- TASK DATA
┄┄┄┄┄┄┄┄┄┄

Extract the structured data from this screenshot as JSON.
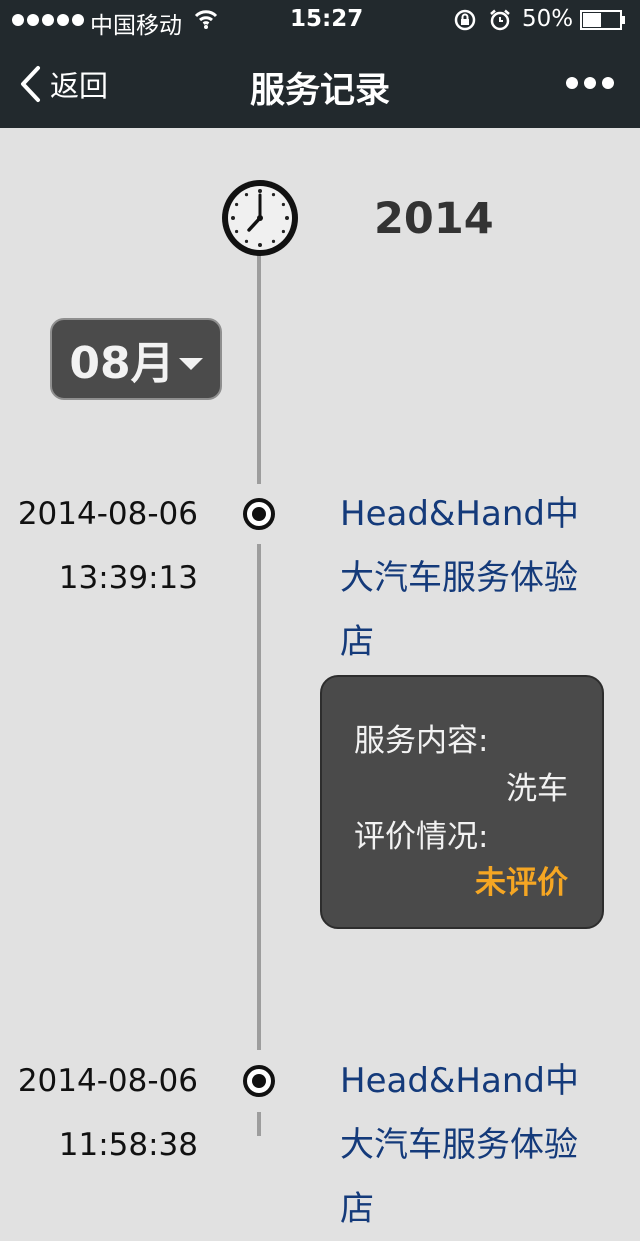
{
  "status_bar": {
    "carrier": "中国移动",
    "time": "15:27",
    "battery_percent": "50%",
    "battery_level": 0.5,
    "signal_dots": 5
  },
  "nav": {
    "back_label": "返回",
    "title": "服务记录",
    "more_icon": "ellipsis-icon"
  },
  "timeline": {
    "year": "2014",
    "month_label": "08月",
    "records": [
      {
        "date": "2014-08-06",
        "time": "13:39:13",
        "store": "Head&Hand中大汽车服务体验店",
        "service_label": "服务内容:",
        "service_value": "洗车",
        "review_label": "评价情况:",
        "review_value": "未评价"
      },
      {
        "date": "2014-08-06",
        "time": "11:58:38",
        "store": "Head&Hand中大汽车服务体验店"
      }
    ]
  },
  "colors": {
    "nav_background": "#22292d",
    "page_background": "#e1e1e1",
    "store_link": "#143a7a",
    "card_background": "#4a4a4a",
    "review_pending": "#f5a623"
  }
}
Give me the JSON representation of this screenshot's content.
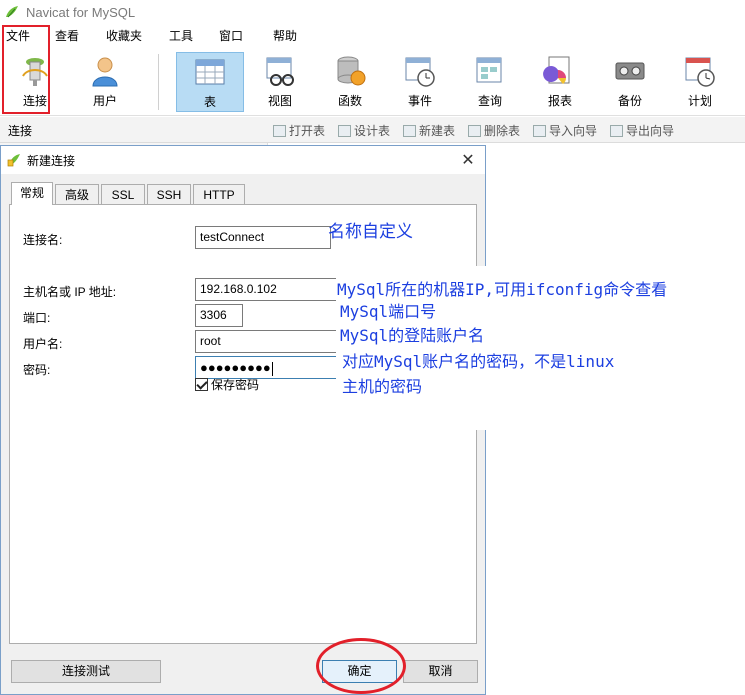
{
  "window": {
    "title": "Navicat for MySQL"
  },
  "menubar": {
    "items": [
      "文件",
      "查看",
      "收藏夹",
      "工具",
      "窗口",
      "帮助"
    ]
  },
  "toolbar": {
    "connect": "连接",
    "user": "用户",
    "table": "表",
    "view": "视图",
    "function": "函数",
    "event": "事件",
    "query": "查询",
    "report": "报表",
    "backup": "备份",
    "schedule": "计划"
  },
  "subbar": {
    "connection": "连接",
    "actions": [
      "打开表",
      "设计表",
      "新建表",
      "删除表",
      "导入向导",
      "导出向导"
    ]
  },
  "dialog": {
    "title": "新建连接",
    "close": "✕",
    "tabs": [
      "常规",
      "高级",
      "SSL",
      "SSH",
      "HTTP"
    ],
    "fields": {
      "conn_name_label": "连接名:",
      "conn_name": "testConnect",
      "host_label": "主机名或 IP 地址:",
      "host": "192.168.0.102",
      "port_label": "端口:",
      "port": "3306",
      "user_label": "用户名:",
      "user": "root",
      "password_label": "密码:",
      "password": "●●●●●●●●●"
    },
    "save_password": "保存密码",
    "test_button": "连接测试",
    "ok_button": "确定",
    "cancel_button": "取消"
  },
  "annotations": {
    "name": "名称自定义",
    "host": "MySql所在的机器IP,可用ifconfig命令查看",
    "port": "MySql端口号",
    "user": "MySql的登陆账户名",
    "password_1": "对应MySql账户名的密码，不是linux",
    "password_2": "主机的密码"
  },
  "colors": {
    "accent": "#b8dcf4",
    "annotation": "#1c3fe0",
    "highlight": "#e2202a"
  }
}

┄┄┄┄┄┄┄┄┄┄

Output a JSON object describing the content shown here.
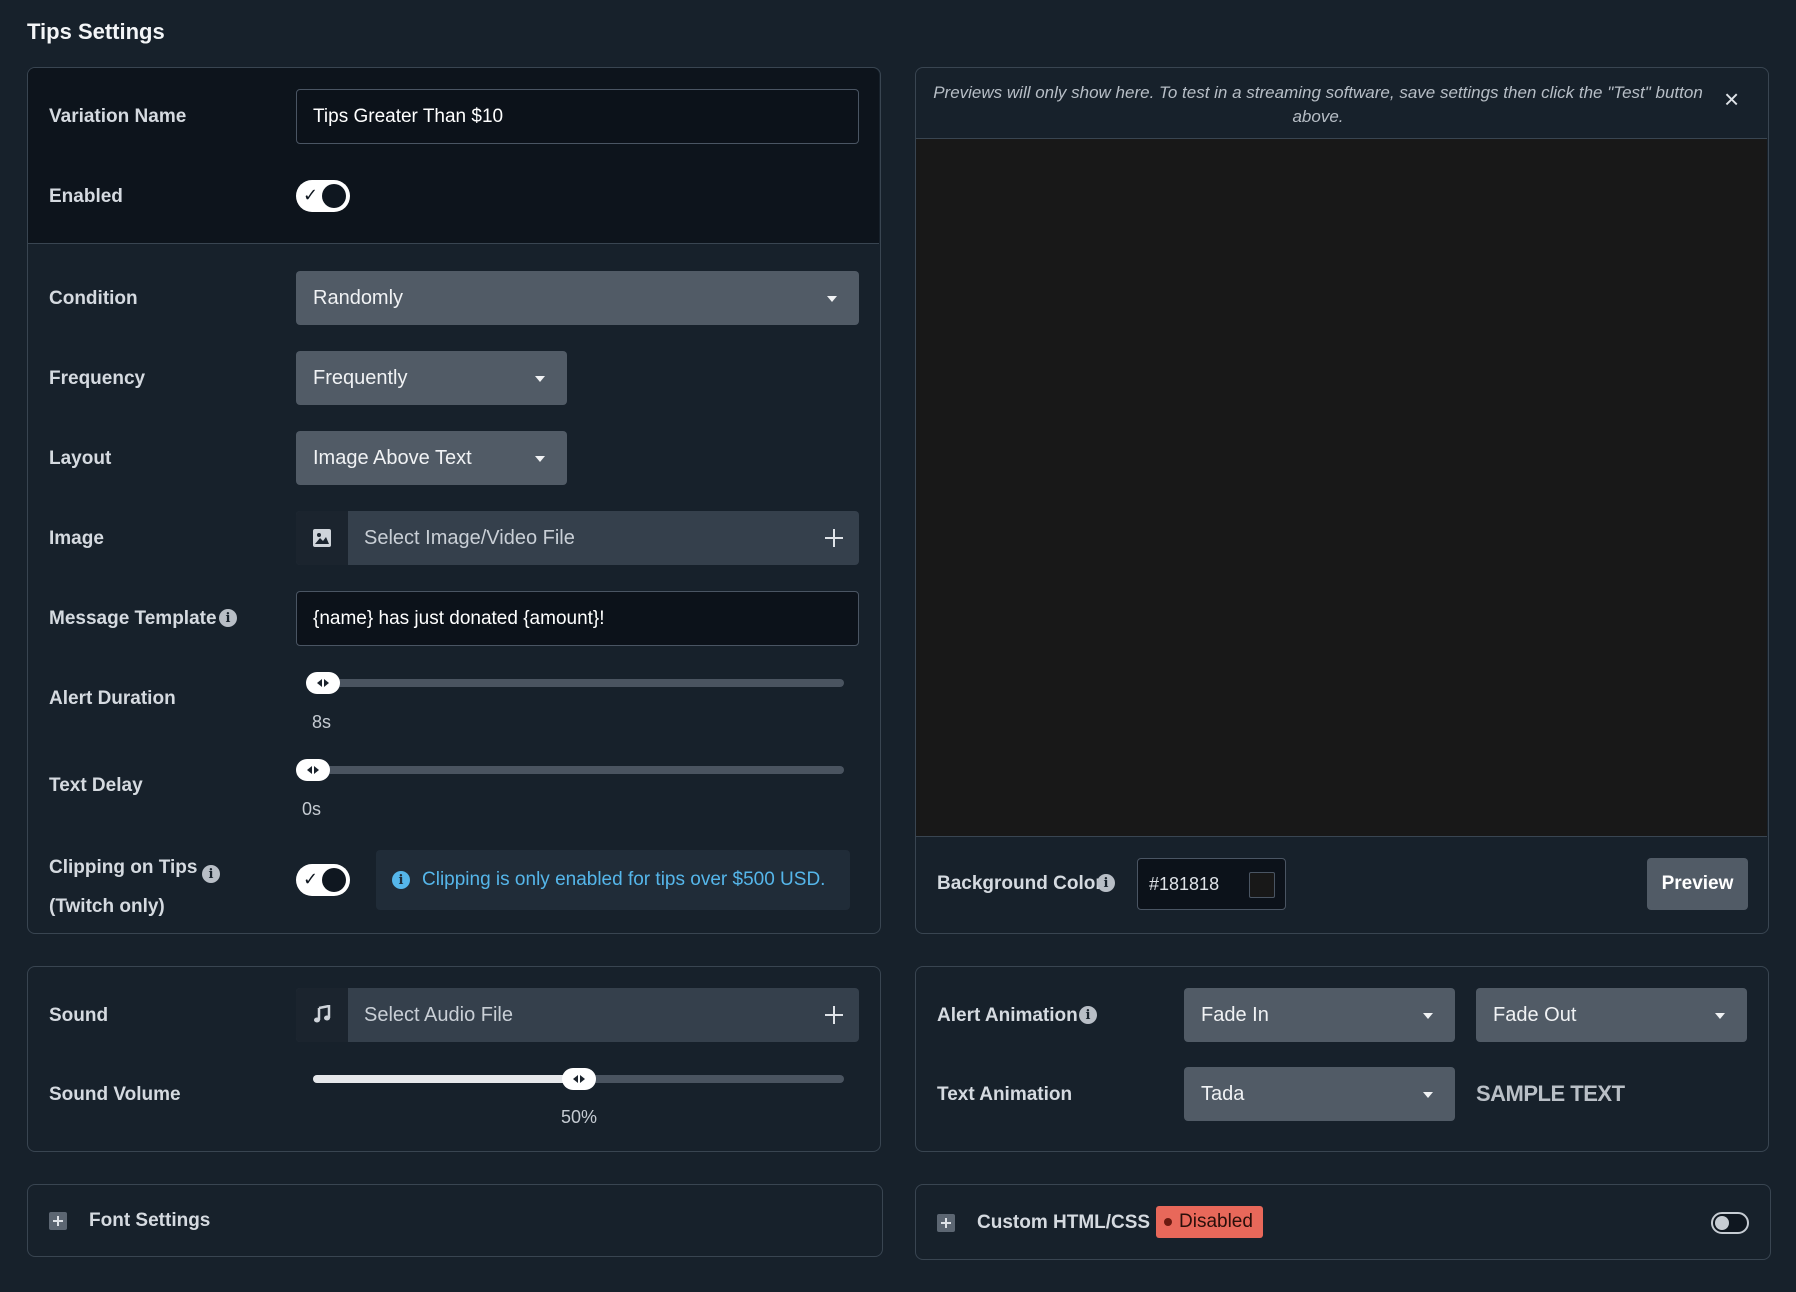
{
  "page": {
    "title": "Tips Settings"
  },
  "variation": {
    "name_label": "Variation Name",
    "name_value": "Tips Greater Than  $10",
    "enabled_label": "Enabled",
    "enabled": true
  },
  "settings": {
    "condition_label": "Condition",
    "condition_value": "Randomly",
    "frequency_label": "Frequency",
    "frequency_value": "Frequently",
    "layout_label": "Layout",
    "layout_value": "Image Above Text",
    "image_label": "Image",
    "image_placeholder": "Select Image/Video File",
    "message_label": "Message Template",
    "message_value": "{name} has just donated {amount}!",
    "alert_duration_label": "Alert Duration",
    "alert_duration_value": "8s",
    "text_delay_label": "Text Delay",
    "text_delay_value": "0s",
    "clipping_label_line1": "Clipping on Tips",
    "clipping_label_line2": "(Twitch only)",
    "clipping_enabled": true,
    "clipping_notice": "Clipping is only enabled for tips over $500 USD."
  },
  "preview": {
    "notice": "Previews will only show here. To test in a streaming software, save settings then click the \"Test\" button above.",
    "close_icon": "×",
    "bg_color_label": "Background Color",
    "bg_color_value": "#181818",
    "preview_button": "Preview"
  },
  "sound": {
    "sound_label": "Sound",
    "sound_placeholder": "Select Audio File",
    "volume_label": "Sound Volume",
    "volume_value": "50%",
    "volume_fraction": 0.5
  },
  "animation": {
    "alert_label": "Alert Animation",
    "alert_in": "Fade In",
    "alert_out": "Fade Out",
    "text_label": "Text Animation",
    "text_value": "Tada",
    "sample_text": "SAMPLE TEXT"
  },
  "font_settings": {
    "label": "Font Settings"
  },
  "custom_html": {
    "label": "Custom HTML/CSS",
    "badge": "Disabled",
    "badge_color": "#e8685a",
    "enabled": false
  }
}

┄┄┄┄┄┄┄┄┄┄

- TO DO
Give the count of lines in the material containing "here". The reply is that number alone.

- EXPECTED OUTPUT
2